In the last article, we explored how increasing your limits results in increased productivity. Today we focus some attention on one of the greatest productivity tools in recent history; the personal computer. Used correctly, it can propel you into hyper-productivity. However, misuse the computer (like most of the world) and it will suck your time.
Here are my keys to using the computer for hyper-productivity.
- Check e-mail twice per day on work days. When I first heard this advice I dismissed it. However, the more I experiment with it, the more I found that (1) I am addicted to checking my email, (2) it interrupts my work-flow multiple times a day, and (3) I can check my email in two 15 minute batches per day. This is remarkable, considering that my primary means of communication is through e-mail.
- Check no work email on days off. I have a separate email for personal correspondence. Few people have this address. In rare cases will I check my work email on my day off. Why? Because I am not working. I have to draw a line. Doing this makes me more productive at home and more productive in the office, where I am forced to get stuff done and not take it home.
- Refuse most IM requests. Face it, almost everyone wants to be your cyber-friend. I refuse several requests. Having a full list of IM friends is like trying to work at a party. You are in the corner working on a critically important matter and “bing” your smelly Uncle pops in view and wants to talk about nothing important. I’m not trying to be cold hearted here, but my employer does not pay me to have my time interrupted by drunk Uncle Larry.
- Accept key IM’s. There are key IM’s that I do accept (and request). My key IM’s are my team leaders and those that work on projects with me. Sometimes I am hung up on something and need a 60 second IM session with my team-mate. IM saves me the wait of email. With my team, I get in and out fast. I have to remember that they have work to do as well. As a side note, when my team IM’s each other, it usually starts with “got a sec?” Many times we do have a few seconds. Sometimes we do not.

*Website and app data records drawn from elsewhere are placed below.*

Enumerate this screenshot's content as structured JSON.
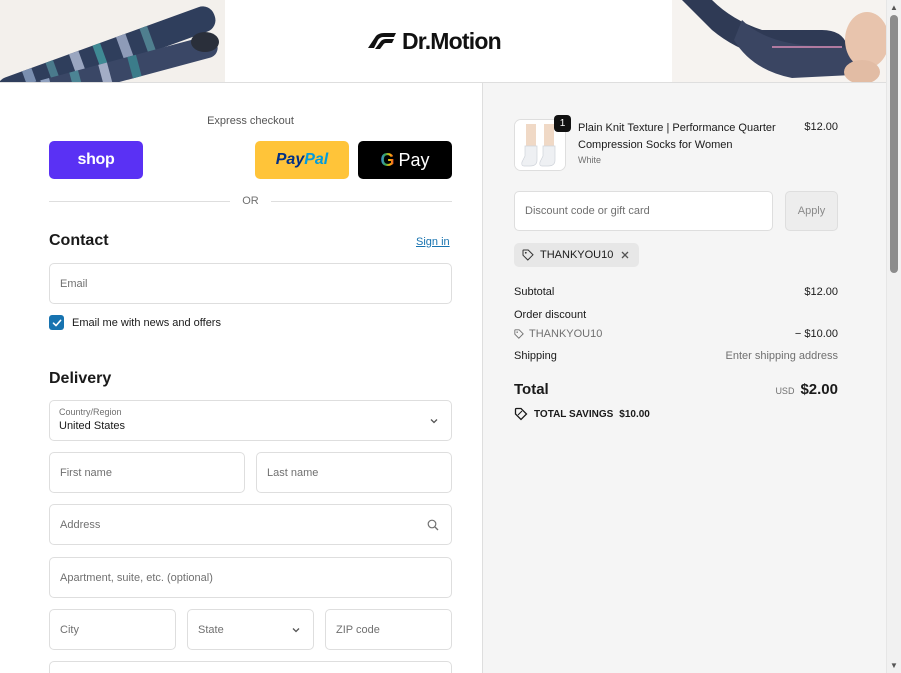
{
  "header": {
    "brand": "Dr.Motion"
  },
  "express": {
    "label": "Express checkout",
    "shop_label": "shop",
    "paypal_a": "Pay",
    "paypal_b": "Pal",
    "gpay_g": "G",
    "gpay_label": "Pay",
    "or_label": "OR"
  },
  "contact": {
    "heading": "Contact",
    "signin": "Sign in",
    "email_placeholder": "Email",
    "newsletter_label": "Email me with news and offers",
    "newsletter_checked": true
  },
  "delivery": {
    "heading": "Delivery",
    "country_label": "Country/Region",
    "country_value": "United States",
    "first_name_placeholder": "First name",
    "last_name_placeholder": "Last name",
    "address_placeholder": "Address",
    "apartment_placeholder": "Apartment, suite, etc. (optional)",
    "city_placeholder": "City",
    "state_placeholder": "State",
    "zip_placeholder": "ZIP code"
  },
  "summary": {
    "product": {
      "quantity": "1",
      "name": "Plain Knit Texture | Performance Quarter Compression Socks for Women",
      "variant": "White",
      "price": "$12.00"
    },
    "discount_placeholder": "Discount code or gift card",
    "apply_label": "Apply",
    "applied_code": "THANKYOU10",
    "subtotal_label": "Subtotal",
    "subtotal_value": "$12.00",
    "order_discount_label": "Order discount",
    "discount_code": "THANKYOU10",
    "discount_value": "− $10.00",
    "shipping_label": "Shipping",
    "shipping_value": "Enter shipping address",
    "total_label": "Total",
    "total_currency": "USD",
    "total_value": "$2.00",
    "savings_label": "TOTAL SAVINGS",
    "savings_value": "$10.00"
  },
  "colors": {
    "shop_pay": "#5a31f4",
    "paypal": "#ffc439",
    "link": "#1773b0",
    "summary_bg": "#f5f5f5"
  }
}
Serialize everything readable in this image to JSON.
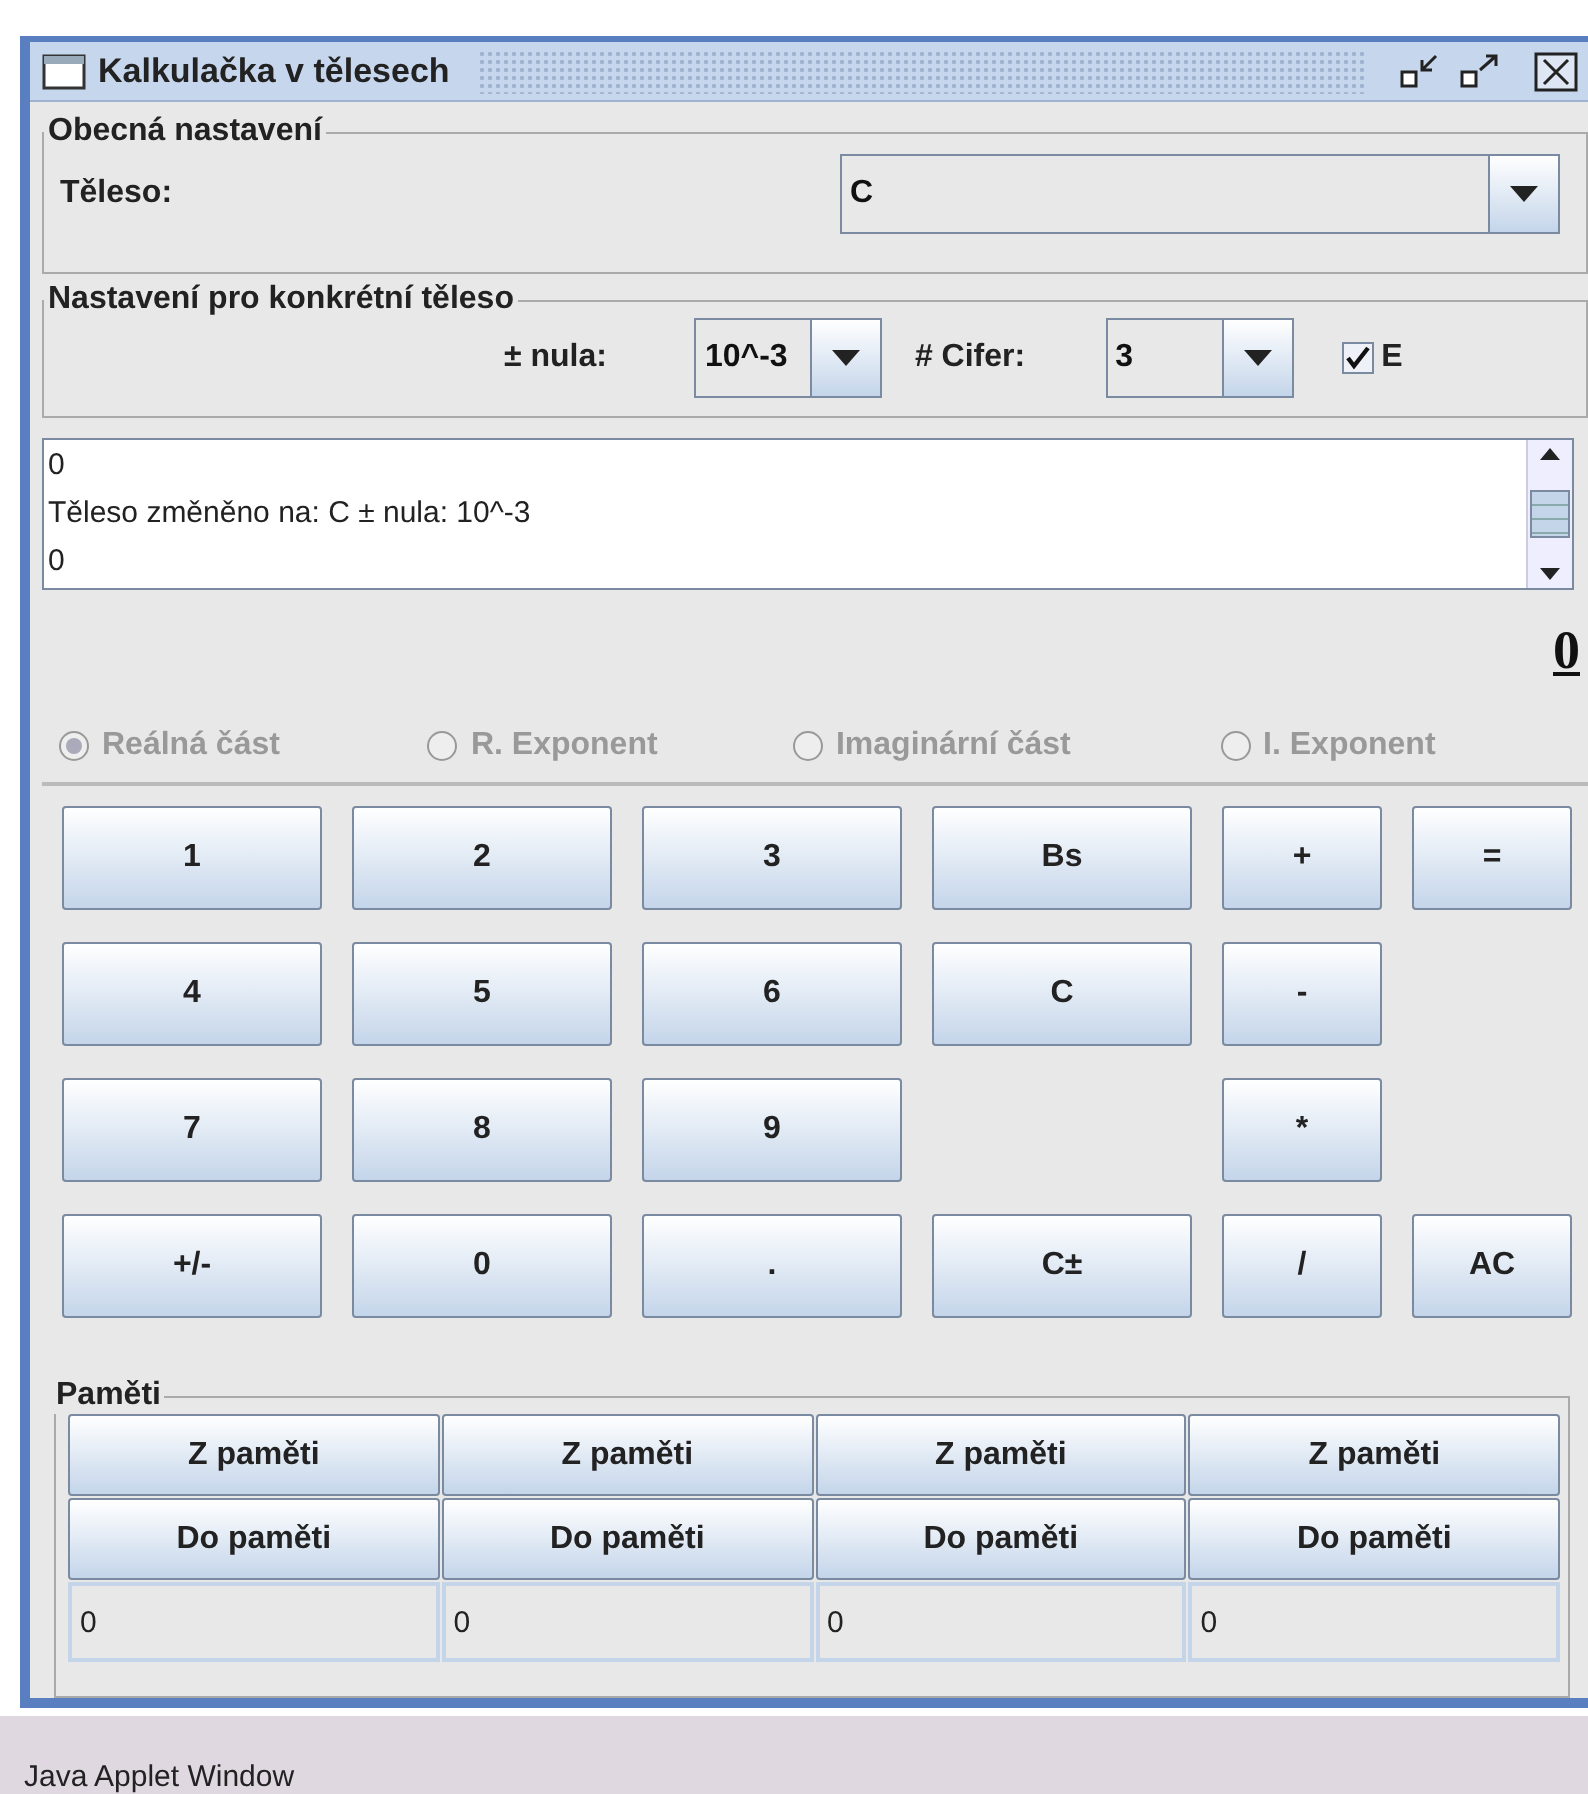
{
  "window": {
    "title": "Kalkulačka v tělesech"
  },
  "general": {
    "legend": "Obecná nastavení",
    "label": "Těleso:",
    "combo_value": "C"
  },
  "specific": {
    "legend": "Nastavení pro konkrétní těleso",
    "zero_label": "± nula:",
    "zero_value": "10^-3",
    "digits_label": "# Cifer:",
    "digits_value": "3",
    "checkbox": {
      "label": "E",
      "checked": true
    }
  },
  "log": {
    "lines": [
      "0",
      "Těleso změněno na: C ± nula: 10^-3",
      "0"
    ]
  },
  "display": "0",
  "radios": [
    {
      "label": "Reálná část",
      "selected": true,
      "disabled": true
    },
    {
      "label": "R. Exponent",
      "selected": false,
      "disabled": true
    },
    {
      "label": "Imaginární část",
      "selected": false,
      "disabled": true
    },
    {
      "label": "I. Exponent",
      "selected": false,
      "disabled": true
    }
  ],
  "keypad": [
    [
      {
        "kind": "key",
        "label": "1"
      },
      {
        "kind": "key",
        "label": "2"
      },
      {
        "kind": "key",
        "label": "3"
      },
      {
        "kind": "key",
        "label": "Bs"
      },
      {
        "kind": "key",
        "label": "+"
      },
      {
        "kind": "key",
        "label": "="
      }
    ],
    [
      {
        "kind": "key",
        "label": "4"
      },
      {
        "kind": "key",
        "label": "5"
      },
      {
        "kind": "key",
        "label": "6"
      },
      {
        "kind": "key",
        "label": "C"
      },
      {
        "kind": "key",
        "label": "-"
      },
      {
        "kind": "blank"
      }
    ],
    [
      {
        "kind": "key",
        "label": "7"
      },
      {
        "kind": "key",
        "label": "8"
      },
      {
        "kind": "key",
        "label": "9"
      },
      {
        "kind": "blank"
      },
      {
        "kind": "key",
        "label": "*"
      },
      {
        "kind": "blank"
      }
    ],
    [
      {
        "kind": "key",
        "label": "+/-"
      },
      {
        "kind": "key",
        "label": "0"
      },
      {
        "kind": "key",
        "label": "."
      },
      {
        "kind": "key",
        "label": "C±"
      },
      {
        "kind": "key",
        "label": "/"
      },
      {
        "kind": "key",
        "label": "AC"
      }
    ]
  ],
  "memory": {
    "legend": "Paměti",
    "slots": [
      {
        "recall": "Z paměti",
        "store": "Do paměti",
        "value": "0"
      },
      {
        "recall": "Z paměti",
        "store": "Do paměti",
        "value": "0"
      },
      {
        "recall": "Z paměti",
        "store": "Do paměti",
        "value": "0"
      },
      {
        "recall": "Z paměti",
        "store": "Do paměti",
        "value": "0"
      }
    ]
  },
  "status_bar": "Java Applet Window"
}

Drop in next time when we explore how to use friends to increase productivity.